Mortgage Interest Rates: Then, Now and Tomorrow
When it comes to purchasing a home, whether it’s your first or your tenth, few people are in a position to pay cash. Most of us need to rely on a mortgage, and of course securing the best interest rate possible is a goal we all have when we take out any type of loan.
Events That Have Influenced Mortgage Interest Rates
Dating back to about 1910, rates had been fairly consistent at 5%, although mortgages were not very common. That changed with the growth of the 1920s. At the beginning of the Great Depression, mortgage interest rates had risen to around 6%. With the collapse of the economy and the hardships faced by many Americans, mortgage interest rates decreased as the decade progressed and fewer and fewer people could afford to take out a mortgage. Instruments put in place by the federal government helped establish fixed rate mortgages as the new norm.

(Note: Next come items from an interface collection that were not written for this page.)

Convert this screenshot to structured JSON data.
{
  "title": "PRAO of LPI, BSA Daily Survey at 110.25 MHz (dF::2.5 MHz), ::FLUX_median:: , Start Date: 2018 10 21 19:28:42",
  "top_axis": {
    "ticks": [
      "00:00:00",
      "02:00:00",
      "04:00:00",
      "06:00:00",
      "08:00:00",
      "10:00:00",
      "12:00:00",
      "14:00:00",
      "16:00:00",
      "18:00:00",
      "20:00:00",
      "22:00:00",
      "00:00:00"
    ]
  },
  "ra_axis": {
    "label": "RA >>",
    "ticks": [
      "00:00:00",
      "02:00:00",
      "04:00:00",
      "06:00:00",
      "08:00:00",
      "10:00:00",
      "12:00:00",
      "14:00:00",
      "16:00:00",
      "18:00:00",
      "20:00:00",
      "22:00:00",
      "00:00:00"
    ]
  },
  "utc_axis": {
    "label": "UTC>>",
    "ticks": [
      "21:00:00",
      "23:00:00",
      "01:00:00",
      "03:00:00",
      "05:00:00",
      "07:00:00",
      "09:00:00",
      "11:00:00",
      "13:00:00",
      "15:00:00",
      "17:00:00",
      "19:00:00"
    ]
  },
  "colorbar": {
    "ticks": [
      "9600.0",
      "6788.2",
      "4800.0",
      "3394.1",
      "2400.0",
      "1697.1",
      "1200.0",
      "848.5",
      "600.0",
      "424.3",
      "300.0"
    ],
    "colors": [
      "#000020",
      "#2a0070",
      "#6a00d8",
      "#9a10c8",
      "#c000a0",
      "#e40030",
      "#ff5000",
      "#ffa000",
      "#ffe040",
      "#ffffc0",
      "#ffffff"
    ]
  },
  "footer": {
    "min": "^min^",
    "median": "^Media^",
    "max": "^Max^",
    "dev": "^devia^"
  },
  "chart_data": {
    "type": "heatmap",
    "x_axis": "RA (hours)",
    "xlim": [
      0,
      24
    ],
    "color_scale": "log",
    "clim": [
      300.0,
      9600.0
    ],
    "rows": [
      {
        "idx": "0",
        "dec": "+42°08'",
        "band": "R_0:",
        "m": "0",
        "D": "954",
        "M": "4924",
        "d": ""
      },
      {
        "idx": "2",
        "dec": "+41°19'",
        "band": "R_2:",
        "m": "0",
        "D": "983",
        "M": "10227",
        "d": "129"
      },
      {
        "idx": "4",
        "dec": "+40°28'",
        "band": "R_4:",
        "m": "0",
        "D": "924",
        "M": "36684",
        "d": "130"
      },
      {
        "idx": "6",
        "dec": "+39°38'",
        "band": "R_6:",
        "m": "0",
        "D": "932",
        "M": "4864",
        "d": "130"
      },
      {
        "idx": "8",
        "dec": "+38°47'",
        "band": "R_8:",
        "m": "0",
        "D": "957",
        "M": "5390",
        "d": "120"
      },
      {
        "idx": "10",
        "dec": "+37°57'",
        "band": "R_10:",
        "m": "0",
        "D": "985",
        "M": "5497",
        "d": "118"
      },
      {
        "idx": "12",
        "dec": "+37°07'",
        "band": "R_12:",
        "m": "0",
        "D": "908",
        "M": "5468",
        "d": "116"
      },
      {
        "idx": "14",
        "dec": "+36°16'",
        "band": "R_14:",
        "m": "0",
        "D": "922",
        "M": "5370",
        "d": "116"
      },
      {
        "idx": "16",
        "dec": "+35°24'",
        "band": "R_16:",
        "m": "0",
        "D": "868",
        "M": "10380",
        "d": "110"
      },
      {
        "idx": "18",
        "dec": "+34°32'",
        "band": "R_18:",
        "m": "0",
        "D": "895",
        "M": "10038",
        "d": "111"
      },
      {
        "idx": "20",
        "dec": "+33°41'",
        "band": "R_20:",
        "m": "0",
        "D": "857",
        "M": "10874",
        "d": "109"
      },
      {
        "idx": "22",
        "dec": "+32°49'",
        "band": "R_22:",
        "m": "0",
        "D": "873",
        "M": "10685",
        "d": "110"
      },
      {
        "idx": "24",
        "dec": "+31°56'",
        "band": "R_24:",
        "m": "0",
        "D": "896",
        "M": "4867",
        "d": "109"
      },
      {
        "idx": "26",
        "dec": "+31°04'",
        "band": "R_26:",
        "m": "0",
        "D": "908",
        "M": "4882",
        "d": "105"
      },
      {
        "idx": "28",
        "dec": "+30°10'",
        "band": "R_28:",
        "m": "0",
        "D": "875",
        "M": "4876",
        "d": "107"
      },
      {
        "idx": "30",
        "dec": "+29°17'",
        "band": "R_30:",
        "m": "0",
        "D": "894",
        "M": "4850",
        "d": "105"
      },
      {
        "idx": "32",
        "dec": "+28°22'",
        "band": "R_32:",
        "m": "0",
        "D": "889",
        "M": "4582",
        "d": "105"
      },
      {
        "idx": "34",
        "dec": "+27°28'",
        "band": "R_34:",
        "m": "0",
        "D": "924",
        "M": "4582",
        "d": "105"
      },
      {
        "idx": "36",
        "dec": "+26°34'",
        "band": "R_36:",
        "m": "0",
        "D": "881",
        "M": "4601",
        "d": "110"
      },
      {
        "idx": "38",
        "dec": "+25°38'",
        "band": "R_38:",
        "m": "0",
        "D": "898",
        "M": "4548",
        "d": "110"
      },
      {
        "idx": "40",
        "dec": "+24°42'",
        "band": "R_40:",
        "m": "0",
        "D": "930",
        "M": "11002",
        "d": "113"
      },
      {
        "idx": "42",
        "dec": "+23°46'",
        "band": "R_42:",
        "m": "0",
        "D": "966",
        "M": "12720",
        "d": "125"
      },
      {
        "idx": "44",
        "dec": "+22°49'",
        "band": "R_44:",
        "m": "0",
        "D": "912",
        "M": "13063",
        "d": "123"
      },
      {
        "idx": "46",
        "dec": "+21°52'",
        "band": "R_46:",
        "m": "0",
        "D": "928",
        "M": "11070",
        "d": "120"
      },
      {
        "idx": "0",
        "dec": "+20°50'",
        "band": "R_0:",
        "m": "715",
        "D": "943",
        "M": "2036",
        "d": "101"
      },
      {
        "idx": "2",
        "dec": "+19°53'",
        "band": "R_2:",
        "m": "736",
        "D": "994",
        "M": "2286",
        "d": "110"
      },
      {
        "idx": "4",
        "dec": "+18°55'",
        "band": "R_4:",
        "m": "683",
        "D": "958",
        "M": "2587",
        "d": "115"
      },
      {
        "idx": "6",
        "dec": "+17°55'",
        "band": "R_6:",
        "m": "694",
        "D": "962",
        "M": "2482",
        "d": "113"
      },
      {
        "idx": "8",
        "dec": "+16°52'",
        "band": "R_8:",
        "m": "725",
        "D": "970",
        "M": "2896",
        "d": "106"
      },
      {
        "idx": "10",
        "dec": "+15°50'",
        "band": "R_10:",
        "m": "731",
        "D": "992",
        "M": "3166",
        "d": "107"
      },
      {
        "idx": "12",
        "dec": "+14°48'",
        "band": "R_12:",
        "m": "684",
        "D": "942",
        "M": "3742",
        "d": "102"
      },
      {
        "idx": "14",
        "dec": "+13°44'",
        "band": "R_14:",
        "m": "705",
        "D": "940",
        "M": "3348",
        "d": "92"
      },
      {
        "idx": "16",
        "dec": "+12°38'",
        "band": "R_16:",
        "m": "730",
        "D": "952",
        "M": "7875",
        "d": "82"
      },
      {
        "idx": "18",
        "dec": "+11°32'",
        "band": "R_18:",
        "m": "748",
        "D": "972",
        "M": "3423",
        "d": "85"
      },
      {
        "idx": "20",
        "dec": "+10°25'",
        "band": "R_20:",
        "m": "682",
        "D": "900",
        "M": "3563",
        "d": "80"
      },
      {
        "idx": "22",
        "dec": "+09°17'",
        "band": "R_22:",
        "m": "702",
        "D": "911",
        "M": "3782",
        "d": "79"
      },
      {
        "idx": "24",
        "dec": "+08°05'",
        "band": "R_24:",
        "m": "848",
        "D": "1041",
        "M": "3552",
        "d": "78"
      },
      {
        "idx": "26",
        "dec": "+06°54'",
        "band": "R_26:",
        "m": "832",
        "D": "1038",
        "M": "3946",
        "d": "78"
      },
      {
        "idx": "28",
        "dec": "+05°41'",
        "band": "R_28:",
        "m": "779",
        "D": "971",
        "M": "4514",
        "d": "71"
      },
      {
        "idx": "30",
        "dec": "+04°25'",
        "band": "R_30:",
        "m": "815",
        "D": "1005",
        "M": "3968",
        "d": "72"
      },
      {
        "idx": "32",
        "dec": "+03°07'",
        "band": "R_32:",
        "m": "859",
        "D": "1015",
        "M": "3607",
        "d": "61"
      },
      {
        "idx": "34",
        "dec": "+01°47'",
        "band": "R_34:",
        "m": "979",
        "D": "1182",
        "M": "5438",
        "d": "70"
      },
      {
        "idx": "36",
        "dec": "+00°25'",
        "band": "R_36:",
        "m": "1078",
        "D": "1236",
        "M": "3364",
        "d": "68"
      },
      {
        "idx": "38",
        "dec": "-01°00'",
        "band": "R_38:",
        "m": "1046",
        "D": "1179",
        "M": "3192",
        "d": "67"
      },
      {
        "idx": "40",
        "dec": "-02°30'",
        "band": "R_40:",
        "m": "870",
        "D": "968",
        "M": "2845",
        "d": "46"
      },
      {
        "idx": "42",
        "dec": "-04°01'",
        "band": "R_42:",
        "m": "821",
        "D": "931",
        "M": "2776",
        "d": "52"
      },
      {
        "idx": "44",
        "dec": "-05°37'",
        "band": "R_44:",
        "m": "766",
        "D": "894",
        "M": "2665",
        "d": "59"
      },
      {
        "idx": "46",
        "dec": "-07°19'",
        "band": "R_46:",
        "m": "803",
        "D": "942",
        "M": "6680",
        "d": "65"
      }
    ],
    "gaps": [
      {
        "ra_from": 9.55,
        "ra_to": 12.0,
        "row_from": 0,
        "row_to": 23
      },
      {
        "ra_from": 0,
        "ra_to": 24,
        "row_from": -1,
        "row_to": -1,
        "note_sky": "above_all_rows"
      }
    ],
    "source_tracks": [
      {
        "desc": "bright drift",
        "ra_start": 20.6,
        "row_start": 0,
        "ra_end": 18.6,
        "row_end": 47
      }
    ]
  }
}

World War II was the next major influence on mortgage interest rates. With most of the country’s men off to fight the war, there was less demand for consumer goods, including housing, and a shortage of materials to build them. This encouraged lenders to let the mortgage interest rate drop below 5% for the first time. Following the war, returning soldiers and their families were again in the market for new homes. Many took advantage of the VA loans but the demand for mortgages overall escalated and with the rising demand, so did the interest rates for the next few decades.
The Arab oil embargo of 1973 plunged the country into a recession. Rates leapt from around 6% at the beginning of the decade to 8% and 9% halfway through the decade. Inflation was rampant and rates continued to soar, passing 10% by 1980. During the early 1980s, mortgage interest rates reached an all-time high of nearly 17%, a rate which has not been seen since. A change in policies and a slow recovery helped alleviate the mortgage rate climb. As the decade progressed, the country bounced back and the...